▸ **Records provided**
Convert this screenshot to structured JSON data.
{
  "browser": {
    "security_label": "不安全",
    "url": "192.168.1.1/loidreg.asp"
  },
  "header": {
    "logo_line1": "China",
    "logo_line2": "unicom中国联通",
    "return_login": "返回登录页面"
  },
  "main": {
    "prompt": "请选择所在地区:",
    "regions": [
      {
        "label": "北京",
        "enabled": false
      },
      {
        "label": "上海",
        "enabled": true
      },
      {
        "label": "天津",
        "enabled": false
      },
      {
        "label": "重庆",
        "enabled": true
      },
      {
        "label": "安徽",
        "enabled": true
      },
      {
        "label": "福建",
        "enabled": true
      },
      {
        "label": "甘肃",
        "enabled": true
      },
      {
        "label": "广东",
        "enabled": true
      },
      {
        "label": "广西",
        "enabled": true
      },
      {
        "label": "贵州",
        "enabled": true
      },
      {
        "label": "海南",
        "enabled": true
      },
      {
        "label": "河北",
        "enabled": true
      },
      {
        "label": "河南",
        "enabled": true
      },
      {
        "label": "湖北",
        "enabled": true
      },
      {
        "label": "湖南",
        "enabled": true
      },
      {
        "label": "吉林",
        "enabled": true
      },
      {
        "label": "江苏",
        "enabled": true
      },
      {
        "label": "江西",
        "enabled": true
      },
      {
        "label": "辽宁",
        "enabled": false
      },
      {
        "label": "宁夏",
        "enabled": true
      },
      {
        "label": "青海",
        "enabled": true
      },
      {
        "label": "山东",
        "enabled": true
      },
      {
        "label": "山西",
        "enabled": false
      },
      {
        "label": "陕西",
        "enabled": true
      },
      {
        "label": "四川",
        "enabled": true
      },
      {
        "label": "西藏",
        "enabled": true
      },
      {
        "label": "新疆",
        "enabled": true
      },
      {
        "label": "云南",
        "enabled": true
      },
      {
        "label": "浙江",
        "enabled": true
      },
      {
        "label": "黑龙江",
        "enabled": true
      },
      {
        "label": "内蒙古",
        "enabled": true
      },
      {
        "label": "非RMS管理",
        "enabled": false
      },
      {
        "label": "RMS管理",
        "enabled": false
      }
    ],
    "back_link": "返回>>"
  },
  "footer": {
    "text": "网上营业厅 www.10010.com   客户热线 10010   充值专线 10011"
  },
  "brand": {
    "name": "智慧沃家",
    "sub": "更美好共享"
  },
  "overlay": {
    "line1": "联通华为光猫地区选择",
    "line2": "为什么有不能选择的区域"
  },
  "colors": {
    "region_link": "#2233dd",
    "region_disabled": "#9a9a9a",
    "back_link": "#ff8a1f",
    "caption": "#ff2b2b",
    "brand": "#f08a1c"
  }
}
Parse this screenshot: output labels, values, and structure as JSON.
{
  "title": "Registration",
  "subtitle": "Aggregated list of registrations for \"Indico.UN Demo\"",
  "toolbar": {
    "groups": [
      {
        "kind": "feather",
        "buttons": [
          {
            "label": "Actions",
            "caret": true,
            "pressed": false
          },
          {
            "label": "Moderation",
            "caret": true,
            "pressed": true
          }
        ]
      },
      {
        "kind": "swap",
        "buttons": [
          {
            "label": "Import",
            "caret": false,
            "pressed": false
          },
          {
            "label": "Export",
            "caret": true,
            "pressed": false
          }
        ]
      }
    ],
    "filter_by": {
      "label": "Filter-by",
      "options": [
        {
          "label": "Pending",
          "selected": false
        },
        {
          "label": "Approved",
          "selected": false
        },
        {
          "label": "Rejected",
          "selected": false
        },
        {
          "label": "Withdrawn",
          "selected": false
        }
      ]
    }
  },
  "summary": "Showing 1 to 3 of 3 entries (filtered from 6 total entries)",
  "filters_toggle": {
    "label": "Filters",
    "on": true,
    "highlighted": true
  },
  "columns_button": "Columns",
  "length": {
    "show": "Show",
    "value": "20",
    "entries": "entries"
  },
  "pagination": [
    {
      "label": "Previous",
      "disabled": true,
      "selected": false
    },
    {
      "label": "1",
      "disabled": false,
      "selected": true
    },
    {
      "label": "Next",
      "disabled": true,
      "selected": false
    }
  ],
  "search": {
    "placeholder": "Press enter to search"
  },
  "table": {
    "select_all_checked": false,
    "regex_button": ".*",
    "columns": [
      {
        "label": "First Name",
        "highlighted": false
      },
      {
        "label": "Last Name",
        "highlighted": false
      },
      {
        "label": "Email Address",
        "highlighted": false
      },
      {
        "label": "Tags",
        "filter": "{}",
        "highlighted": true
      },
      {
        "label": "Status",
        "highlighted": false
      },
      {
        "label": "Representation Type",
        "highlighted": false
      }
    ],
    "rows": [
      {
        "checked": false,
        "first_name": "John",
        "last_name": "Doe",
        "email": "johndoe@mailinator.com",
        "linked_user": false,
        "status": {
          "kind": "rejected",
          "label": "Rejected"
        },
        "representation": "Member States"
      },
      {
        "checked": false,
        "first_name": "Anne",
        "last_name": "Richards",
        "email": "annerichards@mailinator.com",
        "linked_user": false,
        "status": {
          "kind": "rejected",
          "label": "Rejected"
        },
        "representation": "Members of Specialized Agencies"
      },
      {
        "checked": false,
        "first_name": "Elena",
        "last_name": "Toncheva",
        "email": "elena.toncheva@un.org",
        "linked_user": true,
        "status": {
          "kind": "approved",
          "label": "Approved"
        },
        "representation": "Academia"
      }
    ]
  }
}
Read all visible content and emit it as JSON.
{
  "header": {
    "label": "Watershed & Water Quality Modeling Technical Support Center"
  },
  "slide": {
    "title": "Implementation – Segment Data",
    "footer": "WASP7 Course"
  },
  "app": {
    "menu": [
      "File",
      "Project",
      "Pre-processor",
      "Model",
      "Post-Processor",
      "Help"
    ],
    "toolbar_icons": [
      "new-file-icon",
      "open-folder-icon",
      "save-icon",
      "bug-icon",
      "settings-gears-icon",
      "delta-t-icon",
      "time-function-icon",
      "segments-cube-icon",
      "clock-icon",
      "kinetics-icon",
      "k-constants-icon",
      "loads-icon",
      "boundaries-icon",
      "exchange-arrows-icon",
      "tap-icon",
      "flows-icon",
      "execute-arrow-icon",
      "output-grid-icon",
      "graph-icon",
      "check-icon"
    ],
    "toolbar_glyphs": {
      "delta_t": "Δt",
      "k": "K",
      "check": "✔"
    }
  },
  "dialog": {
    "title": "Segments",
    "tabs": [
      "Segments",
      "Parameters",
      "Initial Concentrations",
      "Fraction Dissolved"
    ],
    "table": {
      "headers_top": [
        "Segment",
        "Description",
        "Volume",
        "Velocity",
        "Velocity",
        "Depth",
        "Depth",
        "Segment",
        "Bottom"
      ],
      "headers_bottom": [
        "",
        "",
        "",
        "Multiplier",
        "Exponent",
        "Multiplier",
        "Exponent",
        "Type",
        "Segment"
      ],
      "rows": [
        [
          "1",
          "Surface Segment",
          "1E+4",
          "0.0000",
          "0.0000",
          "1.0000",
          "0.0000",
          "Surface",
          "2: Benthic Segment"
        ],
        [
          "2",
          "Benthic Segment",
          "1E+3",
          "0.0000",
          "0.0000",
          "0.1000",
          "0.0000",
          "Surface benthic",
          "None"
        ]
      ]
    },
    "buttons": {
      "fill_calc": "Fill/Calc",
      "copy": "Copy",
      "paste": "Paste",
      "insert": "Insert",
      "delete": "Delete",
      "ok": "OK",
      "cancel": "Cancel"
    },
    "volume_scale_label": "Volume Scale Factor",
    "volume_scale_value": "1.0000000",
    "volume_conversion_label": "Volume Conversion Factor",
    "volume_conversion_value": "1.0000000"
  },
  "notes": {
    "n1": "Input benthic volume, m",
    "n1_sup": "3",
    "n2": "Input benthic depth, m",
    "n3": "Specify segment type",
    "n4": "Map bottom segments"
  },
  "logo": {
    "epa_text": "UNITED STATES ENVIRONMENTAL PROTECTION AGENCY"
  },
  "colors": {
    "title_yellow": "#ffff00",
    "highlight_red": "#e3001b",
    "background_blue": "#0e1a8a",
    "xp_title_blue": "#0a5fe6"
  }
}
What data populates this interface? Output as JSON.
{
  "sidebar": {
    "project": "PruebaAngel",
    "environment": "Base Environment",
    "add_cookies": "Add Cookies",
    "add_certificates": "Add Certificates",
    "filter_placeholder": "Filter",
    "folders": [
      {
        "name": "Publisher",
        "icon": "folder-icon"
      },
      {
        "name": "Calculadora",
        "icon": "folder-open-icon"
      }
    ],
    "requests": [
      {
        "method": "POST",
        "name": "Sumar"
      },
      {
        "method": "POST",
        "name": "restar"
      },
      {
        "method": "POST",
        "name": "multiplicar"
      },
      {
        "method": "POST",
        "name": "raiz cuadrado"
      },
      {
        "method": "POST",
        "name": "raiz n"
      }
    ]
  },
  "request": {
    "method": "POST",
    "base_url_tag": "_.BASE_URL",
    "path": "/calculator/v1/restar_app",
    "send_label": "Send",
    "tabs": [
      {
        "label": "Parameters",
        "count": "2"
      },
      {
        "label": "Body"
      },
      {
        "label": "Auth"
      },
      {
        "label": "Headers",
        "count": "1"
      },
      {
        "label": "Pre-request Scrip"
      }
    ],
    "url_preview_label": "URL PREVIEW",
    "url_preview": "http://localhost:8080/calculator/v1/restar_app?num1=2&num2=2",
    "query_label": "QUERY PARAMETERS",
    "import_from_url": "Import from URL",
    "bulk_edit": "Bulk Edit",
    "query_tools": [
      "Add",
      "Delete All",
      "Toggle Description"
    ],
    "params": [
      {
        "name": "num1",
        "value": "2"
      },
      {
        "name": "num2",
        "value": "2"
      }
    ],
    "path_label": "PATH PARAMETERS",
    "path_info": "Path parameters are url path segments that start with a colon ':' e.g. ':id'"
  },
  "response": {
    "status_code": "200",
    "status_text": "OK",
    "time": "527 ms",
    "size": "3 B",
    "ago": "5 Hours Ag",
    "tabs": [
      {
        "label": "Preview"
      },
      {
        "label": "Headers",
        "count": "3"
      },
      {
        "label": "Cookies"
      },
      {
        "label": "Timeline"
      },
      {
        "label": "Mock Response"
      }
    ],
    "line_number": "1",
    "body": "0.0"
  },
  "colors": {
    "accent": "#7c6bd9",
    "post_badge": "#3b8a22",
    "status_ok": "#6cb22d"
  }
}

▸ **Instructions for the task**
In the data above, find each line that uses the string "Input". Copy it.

▸ **Solution**
    "n1": "Input benthic volume, m",
    "n2": "Input benthic depth, m",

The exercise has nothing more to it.